Birmingham is the Forest City (in addition to the Magic City). Gorgeous. Crepe myrtles draped in semi-precious jewel blossoms that can make you weep at their beauty. Tall trees that bestow bounteous shade and oxygen and Edenish vibes upon all who pass by. And, and, and ... .they hide Very Important Signs, that tell you TURN HERE! at sudden, out-from-nowhere on-ramps to, for example, Highways 149 or 31.

How many Birmingham newbies shout "damn it!" as they zip past that hidden fast curve off to the right, going too fast to make the surprise turn, especially with another car riding up close and personal on their hind end, knowing they'll now have to turn around and try another pass. Well, this newbie has done that several times in the short span of time she's been here.

No signs

And how about important intersections without any signs? Not on any of the corners. Not above the traffic light.

Noncommittal signs

Or there are signs at an intersection. Two, even, to show both street names.
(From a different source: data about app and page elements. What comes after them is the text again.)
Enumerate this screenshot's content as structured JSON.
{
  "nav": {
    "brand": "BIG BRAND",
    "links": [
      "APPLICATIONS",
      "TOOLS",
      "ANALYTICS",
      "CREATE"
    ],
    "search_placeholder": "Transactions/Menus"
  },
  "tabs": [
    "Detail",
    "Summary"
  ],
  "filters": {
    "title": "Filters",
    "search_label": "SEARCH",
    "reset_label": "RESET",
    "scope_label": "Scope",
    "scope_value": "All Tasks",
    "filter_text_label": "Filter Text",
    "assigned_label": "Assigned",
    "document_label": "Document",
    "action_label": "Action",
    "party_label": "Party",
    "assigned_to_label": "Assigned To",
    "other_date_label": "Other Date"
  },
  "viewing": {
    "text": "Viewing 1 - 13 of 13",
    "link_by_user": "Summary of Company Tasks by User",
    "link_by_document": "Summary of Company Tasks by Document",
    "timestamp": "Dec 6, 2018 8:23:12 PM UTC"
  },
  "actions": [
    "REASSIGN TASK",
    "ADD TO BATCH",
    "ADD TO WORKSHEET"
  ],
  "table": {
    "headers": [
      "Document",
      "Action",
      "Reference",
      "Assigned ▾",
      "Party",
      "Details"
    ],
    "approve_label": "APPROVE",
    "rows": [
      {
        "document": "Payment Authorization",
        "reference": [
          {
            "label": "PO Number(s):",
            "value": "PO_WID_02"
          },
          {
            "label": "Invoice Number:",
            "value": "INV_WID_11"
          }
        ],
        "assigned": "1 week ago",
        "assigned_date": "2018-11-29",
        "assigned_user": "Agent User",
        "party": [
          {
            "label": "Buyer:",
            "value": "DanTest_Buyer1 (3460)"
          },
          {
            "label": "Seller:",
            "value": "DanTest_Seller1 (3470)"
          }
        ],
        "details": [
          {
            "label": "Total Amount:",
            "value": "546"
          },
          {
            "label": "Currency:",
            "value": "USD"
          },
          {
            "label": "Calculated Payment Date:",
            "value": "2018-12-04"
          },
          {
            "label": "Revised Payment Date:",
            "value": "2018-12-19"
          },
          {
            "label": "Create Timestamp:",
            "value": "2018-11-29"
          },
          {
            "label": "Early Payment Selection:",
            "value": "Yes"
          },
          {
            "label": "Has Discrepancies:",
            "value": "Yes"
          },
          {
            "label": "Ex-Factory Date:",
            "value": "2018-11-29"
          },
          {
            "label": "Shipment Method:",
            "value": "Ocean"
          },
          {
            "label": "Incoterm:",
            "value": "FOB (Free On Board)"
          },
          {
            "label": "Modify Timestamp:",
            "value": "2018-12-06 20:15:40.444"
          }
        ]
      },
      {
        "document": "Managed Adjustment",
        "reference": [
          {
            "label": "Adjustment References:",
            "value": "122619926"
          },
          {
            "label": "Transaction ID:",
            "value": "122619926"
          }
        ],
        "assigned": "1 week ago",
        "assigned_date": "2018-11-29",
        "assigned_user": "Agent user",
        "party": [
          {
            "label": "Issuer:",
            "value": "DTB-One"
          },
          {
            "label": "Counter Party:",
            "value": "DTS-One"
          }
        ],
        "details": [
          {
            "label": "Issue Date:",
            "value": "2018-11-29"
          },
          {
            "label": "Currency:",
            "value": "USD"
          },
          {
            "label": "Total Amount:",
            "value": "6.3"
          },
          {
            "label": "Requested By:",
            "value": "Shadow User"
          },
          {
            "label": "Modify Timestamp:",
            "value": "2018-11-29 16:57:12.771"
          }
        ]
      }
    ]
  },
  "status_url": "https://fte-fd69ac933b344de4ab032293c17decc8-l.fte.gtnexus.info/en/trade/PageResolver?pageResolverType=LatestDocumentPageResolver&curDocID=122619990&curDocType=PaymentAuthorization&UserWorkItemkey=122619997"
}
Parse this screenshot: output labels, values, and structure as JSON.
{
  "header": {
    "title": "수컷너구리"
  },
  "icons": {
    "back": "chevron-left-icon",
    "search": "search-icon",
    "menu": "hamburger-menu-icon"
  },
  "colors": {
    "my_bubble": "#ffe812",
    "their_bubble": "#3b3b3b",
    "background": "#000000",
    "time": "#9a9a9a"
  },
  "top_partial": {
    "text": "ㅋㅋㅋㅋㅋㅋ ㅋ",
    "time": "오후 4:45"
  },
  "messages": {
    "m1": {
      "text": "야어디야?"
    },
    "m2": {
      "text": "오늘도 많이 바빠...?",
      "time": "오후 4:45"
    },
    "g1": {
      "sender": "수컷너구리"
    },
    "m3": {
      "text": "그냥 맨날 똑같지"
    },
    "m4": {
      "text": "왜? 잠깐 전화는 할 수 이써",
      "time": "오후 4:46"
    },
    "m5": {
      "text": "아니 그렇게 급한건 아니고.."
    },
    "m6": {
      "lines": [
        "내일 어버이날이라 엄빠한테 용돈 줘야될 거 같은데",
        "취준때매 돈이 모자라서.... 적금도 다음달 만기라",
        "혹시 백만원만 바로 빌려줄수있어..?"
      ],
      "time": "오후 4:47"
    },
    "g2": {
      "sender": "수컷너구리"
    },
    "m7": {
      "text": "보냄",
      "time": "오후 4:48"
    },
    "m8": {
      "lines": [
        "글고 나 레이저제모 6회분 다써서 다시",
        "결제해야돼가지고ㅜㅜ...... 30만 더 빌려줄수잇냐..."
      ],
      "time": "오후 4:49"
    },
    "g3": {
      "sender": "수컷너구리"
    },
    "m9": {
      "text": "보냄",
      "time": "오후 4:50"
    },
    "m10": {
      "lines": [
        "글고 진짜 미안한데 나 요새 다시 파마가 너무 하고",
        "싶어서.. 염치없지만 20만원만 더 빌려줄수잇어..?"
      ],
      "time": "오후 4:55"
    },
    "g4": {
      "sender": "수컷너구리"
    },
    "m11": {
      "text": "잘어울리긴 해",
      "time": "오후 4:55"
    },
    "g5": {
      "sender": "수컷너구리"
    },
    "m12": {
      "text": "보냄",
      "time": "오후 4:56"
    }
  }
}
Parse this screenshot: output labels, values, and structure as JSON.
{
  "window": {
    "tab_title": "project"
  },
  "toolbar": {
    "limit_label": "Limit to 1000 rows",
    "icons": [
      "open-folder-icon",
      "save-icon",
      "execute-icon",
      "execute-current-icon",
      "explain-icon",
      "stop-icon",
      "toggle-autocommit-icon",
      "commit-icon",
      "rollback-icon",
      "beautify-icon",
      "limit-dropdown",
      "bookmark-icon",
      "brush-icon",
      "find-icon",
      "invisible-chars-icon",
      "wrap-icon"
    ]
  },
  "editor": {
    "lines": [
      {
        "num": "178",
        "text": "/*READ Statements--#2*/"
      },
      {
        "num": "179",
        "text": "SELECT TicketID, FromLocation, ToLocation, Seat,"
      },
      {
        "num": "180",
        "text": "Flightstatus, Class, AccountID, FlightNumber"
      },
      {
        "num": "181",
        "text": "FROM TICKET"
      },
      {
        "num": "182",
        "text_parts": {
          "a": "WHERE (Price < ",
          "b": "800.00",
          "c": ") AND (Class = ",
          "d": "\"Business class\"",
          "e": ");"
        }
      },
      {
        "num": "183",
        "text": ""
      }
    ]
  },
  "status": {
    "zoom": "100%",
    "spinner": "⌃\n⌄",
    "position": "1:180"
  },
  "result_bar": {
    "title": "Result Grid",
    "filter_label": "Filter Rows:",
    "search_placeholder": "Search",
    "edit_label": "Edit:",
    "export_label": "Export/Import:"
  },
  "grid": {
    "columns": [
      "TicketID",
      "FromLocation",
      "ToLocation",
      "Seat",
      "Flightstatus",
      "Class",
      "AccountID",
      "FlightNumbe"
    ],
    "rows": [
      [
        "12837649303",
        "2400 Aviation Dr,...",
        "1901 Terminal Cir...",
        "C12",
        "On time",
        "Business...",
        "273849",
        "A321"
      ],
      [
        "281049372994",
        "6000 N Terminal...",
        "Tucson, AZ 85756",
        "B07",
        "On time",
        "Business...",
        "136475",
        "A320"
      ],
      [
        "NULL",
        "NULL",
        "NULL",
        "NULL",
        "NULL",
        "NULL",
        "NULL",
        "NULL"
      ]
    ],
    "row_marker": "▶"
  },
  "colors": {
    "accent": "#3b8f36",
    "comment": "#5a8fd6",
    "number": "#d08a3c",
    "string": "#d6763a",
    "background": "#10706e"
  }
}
Only, they are at an angle that makes you wonder: Which is the sign for the street I'm on?

I'll get things sorted eventually, as I did in:

For Tucson's numbered roads, I had to create a mnemonic hack for myself: Vowels are north/south (like odd-numbered highways) and consonants are east/west (like even-numbered highways). Therefore: numbered avenues (A = vowel) are north/south and numbered streets (S = consonant) are east/west.

At least now I know about Birmingham's little game of roads. That's something.

Saturday, July 25, 2020

Birmingham, AL: My Home Sounds

Church bells

Endearingly, never on the hour, but close. Not this Birmingham bell tower, although the Hilltop bells are nice, too. As is the birdsong before the bells.

Emergency vehicle siren

I'm just around the corner from a fire station with an EMT crew. They get called several times a day.

Ambulance, Mescalero 4th of July Parade. Mescalero, New Mexico. July 2013.

Train horn

If I walk to the corner of the apartment complex campus, I can see the tracks.

The Birmingham train that goes by my place doesn't sound like this, but it's an excuse to replay my mix from Juarez Museum of the Revolution below:

And an El Paso train:

Sometimes the siren startles me, but most times these three sounds give my new surroundings an audio texture that pleases me.